● DIRECTIONS
From the entries that follow, copy each line containing the word "with".

● THE INPUT
"""

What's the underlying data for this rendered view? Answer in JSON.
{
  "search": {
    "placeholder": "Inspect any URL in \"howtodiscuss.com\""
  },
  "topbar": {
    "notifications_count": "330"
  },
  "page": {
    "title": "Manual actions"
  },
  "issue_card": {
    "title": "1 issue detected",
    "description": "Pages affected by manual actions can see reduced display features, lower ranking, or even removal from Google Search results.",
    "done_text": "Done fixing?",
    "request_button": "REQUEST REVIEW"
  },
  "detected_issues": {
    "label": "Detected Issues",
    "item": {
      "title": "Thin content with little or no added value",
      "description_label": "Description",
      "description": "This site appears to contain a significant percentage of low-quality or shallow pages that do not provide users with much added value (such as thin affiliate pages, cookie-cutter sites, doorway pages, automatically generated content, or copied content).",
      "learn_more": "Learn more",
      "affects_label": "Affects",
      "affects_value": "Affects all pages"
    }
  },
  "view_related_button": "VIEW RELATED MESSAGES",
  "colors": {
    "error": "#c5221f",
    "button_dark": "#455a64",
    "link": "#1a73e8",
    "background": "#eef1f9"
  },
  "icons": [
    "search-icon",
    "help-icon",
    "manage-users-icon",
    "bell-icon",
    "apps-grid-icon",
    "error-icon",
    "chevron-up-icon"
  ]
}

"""
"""

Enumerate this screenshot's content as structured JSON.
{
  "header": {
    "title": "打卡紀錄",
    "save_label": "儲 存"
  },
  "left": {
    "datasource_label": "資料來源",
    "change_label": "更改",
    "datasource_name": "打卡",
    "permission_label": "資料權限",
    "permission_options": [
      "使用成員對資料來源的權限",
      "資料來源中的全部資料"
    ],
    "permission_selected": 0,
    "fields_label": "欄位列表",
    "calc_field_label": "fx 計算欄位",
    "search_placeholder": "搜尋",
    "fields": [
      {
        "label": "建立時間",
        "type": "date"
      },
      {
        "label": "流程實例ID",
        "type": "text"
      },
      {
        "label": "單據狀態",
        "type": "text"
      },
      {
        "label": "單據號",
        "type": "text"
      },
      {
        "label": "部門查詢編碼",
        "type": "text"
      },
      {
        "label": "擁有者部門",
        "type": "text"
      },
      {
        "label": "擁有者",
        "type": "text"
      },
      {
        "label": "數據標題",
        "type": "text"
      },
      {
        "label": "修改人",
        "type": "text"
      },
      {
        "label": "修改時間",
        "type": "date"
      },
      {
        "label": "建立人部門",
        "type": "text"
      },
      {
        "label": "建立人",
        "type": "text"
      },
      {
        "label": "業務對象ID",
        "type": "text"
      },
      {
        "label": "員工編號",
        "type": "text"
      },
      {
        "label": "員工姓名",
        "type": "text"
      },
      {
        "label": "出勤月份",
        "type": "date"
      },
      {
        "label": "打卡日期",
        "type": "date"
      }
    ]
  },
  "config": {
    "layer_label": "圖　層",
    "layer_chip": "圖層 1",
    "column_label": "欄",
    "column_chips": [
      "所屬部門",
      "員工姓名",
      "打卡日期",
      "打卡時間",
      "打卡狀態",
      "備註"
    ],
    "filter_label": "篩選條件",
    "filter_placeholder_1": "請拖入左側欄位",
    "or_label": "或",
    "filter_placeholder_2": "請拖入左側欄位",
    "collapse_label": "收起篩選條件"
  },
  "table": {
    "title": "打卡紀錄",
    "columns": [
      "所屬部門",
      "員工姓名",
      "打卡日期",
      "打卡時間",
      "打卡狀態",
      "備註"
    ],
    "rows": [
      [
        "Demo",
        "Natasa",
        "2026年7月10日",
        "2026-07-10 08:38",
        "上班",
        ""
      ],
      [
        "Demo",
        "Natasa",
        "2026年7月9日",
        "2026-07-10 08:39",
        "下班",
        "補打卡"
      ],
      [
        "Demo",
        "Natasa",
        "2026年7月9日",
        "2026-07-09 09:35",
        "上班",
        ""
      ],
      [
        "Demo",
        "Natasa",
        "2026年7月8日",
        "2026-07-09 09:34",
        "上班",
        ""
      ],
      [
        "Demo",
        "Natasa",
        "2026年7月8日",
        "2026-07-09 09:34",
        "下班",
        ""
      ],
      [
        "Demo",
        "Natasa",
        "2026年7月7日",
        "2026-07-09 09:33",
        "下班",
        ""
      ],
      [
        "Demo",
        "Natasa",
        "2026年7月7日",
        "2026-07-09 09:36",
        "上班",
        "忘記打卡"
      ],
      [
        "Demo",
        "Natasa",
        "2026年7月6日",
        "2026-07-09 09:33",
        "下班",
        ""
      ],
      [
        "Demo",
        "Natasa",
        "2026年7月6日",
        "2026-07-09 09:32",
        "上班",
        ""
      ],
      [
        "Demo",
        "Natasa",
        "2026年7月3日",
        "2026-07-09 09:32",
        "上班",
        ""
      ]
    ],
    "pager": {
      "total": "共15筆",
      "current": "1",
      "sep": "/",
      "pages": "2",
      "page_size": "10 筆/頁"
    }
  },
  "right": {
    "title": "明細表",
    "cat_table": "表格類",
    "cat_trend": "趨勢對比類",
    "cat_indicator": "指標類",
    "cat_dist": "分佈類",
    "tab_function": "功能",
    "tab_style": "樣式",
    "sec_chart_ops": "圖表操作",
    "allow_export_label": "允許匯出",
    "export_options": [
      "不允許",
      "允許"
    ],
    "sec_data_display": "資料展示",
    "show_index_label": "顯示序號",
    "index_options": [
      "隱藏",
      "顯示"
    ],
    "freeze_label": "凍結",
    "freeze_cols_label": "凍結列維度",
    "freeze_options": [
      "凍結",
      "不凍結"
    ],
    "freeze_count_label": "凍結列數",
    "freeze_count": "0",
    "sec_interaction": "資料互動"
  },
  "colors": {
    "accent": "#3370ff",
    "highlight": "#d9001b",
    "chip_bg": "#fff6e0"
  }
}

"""

● ANSWER AREA
      "title": "Thin content with little or no added value",
      "description": "This site appears to contain a significant percentage of low-quality or shallow pages that do not provide users with much added value (such as thin affiliate pages, cookie-cutter sites, doorway pages, automatically generated content, or copied content).",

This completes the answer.